The Jax-Melo thing was essential to any “Knicks Fix” report. After all, it was the Knicks star player disagreeing with the team prez. Only on MSG is that not a big story.

COME ON, CRIS

There have been many recent signs the Free World is about to crumble. One is Cris Collinsworth actually taking/wasting time to zing Bill Simmons, who was much better at criticizing ESPN on Twitter than hosting his recently cancelled HBO TV show.

For Collinsworth to get upset over a Simmons critique of his “SNF” work is, well, very un-Collinsworth. Once the man had thick skin. Now, apparently, he’s going all Charmin, especially considering Simmons barely tweaked him.

How darn sad.

MET TALKER

Arguably there’s still a free agent on the market that’s as important to Mets fans as Yoenis Cespedes.
That would be SpotsNet New York’s voice of the Mets Gary Cohen.

He still has not signed a new deal but the tea leaves (Lipton) we are reading say inertia is building toward a new multi-year deal for Cohen to return to his partners Keith Hernandez and Ron Darling.

ROAD WORRIER

It ain’t exactly Driving Miss Daisy, but there’s this new shtick on NFL football shows, pregame and others, of players doing interviews while driving their cars.

Watching a player talking to a reporter riding shotgun scares me. Some players look distracted, taking their eye off the wheel to look at the reporter. This is kind of dangerous. But what do we know.

NBC presented the latest auto show on its “TNT” pregame. Peter King, schlepping a large cup of coffee, went to Drew Brees’ home in New Orleans early in the morning (it was still dark) to ride to work with the Saints QB. Let me say this: Brees wasn’t exactly bubbly during this chat-on-wheels. And King was not exactly bright-eyed.

Fortunately neither man got car sick.

* * *

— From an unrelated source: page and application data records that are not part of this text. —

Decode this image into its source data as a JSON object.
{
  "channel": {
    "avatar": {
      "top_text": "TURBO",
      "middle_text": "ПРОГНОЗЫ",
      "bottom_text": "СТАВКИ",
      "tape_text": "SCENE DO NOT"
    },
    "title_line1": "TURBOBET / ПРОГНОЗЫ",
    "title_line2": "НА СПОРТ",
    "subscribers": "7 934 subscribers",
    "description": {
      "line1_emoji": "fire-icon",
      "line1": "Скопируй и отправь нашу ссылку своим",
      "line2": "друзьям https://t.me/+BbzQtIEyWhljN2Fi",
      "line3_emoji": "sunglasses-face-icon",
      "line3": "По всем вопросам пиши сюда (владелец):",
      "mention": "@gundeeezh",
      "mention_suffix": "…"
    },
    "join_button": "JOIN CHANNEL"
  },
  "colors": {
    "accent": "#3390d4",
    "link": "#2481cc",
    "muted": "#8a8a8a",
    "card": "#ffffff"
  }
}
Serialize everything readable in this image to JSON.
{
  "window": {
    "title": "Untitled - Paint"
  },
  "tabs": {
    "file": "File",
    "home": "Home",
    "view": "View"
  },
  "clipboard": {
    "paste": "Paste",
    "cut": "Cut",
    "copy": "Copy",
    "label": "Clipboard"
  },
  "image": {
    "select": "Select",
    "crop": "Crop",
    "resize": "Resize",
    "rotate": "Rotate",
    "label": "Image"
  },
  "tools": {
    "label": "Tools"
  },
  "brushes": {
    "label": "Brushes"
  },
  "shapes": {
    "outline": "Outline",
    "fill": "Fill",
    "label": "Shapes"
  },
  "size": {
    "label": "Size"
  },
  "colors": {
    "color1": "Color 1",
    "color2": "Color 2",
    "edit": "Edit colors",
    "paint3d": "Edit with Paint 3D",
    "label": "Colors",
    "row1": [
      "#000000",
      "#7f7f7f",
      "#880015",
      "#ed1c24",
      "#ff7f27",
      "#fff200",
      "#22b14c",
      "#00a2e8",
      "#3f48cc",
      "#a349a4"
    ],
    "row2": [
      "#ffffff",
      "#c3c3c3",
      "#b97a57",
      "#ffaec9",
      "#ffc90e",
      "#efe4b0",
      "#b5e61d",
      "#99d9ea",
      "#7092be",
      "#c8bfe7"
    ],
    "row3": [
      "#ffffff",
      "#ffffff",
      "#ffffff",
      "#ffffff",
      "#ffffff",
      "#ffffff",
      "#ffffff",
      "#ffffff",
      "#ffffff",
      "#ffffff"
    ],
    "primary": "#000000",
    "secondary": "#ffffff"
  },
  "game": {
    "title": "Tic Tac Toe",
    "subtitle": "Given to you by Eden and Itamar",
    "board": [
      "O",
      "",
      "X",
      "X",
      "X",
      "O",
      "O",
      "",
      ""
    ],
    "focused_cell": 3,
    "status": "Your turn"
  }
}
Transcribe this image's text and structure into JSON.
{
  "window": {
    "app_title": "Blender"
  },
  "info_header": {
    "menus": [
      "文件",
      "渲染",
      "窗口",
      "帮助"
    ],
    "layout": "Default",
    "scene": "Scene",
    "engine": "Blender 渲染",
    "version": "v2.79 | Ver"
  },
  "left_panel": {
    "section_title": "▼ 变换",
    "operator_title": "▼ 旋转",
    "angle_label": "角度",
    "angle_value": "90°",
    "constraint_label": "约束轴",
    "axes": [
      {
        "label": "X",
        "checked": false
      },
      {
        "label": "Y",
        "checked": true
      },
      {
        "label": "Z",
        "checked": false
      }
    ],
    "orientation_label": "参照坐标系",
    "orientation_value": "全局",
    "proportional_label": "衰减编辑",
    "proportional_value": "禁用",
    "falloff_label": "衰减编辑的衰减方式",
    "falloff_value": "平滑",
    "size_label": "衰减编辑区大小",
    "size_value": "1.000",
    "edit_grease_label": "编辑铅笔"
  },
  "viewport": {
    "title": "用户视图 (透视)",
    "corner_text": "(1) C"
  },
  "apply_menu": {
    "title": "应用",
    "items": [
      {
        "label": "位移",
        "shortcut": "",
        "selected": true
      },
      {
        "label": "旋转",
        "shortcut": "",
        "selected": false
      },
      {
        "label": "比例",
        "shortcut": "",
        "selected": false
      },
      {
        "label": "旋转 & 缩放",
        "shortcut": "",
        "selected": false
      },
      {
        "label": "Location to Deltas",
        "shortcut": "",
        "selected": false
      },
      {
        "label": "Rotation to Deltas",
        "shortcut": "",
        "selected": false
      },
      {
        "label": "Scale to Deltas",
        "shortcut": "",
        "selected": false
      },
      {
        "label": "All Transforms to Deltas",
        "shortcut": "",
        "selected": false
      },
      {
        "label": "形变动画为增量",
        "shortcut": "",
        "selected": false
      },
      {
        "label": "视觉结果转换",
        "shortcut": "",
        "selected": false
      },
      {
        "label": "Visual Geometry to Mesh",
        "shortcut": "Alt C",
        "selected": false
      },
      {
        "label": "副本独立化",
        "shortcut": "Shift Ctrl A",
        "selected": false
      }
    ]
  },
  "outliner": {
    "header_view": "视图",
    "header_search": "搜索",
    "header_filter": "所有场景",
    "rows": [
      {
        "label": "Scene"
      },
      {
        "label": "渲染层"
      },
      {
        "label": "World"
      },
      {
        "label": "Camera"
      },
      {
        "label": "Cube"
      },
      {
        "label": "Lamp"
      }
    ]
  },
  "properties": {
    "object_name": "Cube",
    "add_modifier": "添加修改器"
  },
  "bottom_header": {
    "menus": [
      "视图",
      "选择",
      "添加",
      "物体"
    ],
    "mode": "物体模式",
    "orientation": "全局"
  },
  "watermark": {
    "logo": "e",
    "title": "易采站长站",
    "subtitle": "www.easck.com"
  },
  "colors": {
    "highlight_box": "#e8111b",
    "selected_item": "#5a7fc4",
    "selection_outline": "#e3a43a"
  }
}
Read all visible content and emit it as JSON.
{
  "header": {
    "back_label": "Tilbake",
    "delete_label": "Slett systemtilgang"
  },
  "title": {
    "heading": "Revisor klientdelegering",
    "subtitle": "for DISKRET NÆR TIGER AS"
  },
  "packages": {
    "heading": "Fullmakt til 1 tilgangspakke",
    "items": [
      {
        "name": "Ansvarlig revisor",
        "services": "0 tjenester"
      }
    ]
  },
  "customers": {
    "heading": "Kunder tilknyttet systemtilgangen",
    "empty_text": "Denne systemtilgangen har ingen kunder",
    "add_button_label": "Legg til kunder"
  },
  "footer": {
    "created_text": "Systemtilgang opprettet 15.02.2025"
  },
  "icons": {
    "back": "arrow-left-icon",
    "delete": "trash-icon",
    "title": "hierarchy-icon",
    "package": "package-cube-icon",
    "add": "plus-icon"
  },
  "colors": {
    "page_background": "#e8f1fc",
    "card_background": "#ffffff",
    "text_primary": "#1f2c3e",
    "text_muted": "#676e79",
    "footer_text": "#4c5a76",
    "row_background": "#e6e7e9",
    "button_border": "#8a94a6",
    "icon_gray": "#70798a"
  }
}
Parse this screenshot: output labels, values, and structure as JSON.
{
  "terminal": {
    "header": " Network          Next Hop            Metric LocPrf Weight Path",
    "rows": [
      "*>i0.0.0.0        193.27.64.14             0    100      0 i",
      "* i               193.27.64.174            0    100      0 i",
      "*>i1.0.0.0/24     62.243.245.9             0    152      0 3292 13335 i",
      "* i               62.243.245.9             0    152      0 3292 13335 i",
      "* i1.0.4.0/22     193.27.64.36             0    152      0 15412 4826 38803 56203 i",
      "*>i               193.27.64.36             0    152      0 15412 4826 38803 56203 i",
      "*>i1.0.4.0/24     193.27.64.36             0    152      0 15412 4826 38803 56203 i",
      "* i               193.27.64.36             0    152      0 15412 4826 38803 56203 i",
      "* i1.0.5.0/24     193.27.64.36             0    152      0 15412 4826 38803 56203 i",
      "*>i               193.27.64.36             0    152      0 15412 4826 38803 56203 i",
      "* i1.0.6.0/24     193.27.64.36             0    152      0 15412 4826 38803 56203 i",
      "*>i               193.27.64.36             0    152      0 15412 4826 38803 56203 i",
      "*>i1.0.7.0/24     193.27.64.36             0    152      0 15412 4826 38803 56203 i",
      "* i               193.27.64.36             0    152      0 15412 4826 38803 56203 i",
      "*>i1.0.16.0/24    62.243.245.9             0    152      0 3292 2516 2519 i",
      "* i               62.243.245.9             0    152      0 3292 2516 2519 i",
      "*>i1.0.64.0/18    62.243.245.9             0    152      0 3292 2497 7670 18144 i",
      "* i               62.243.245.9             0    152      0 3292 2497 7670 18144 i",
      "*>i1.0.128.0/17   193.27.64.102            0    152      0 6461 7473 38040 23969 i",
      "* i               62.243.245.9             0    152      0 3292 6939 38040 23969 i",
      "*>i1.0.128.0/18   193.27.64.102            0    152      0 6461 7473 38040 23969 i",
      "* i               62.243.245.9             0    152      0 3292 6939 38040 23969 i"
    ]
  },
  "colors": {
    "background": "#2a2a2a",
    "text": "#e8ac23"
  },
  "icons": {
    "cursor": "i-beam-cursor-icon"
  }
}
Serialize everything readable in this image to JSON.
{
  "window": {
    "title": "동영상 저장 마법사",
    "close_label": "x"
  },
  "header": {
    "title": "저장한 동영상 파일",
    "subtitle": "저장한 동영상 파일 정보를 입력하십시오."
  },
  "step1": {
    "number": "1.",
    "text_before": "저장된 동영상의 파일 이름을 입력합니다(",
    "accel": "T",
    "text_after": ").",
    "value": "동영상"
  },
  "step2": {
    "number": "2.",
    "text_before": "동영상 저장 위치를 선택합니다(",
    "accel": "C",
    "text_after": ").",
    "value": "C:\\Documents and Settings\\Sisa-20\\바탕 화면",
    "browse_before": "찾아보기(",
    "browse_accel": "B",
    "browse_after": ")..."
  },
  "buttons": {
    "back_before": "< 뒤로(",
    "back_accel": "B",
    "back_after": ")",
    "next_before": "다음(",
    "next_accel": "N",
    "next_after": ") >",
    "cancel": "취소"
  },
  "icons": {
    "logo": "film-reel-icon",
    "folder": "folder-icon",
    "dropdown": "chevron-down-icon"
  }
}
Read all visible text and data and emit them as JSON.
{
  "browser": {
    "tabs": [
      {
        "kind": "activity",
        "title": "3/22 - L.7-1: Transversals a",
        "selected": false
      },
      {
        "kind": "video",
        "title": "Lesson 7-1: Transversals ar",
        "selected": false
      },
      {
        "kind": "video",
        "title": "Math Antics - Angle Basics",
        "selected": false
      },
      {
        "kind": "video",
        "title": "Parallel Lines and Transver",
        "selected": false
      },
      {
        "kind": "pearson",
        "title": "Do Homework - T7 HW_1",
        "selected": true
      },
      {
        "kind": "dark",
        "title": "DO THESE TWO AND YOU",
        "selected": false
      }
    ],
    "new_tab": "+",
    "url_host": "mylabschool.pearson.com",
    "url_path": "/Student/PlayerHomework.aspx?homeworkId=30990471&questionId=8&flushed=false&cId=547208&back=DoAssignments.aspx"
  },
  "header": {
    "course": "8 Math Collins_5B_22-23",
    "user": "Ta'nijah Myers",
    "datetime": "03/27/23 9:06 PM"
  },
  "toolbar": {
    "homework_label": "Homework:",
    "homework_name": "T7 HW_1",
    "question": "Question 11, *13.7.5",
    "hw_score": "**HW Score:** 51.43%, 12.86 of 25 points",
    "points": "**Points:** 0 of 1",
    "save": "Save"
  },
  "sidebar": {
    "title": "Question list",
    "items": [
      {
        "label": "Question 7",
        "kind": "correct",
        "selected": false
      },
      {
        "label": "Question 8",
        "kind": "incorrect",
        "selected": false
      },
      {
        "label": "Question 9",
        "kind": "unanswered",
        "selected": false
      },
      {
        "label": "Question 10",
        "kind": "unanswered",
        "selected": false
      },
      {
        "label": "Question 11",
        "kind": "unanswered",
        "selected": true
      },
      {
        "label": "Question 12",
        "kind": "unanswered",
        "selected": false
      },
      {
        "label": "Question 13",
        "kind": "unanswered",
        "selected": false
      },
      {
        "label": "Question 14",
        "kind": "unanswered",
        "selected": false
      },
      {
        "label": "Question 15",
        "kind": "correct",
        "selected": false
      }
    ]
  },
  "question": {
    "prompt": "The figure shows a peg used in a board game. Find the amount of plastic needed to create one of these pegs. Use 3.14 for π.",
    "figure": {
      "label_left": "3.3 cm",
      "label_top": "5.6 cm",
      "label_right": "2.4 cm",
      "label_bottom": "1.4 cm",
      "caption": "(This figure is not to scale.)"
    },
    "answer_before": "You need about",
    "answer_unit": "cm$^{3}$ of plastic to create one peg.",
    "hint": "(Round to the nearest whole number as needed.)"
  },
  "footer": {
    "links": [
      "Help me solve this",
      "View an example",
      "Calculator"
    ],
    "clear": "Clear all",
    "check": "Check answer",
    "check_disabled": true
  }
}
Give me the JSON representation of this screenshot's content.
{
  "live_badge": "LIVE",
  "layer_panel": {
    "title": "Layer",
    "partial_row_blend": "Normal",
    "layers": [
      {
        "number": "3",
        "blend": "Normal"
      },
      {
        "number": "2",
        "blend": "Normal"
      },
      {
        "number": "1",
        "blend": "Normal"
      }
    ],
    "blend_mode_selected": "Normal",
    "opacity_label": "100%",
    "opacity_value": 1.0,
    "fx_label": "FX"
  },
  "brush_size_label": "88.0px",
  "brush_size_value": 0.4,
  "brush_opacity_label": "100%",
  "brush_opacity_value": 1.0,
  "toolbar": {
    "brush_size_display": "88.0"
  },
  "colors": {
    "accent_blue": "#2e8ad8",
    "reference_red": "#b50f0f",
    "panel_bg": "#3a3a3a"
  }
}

DUDE OF THE WEEK: TONY ROMO
For five minutes of class and honesty. When Romo delivered what amounted to a concession speech to the media on Tuesday it marked a seminal moment in the evolution of player-press relations. Romo’s soliloquy was raw, eloquent and emotional. What made it so special, so different, was the finality of his remarks, amounting to him passing the torch to Dak Prescott. Romo is essentially done in Dallas. Now we all know he knows it too.

DWEEB OF THE WEEK: PEPPER JOHNSON
For showing no accountability. The Jets organization does not need another log of embarrassment thrown on the fire. That’s exactly what Johnson, the team’s defensive line coach, did Tuesday during a press conference. Johnson refused to answer any questions about any players or the D-Line, which has underachieved. His exchange with reporters only added to the bizarre nature of this session. Johnson, who is required to speak to the media only three times a year, would not even answer questions on why he refused to talk.

DOUBLE TALK

What Pepper Johnson said: “Yes. There’s no questions for me, then I’m not answering any questions.”

What Pepper Johnson meant to say: “You try working with Mo (Wilkerson) and Sheldon (Richardson). It would drive you crazy too.”

Send a Letter to the Editor

Join the Conversation:
facebook
Tweet

Let’s block ads! (Why?)

Source: NY Daily News Headlines Sports News

Leave a Reply

Your email address will not be published. Required fields are marked *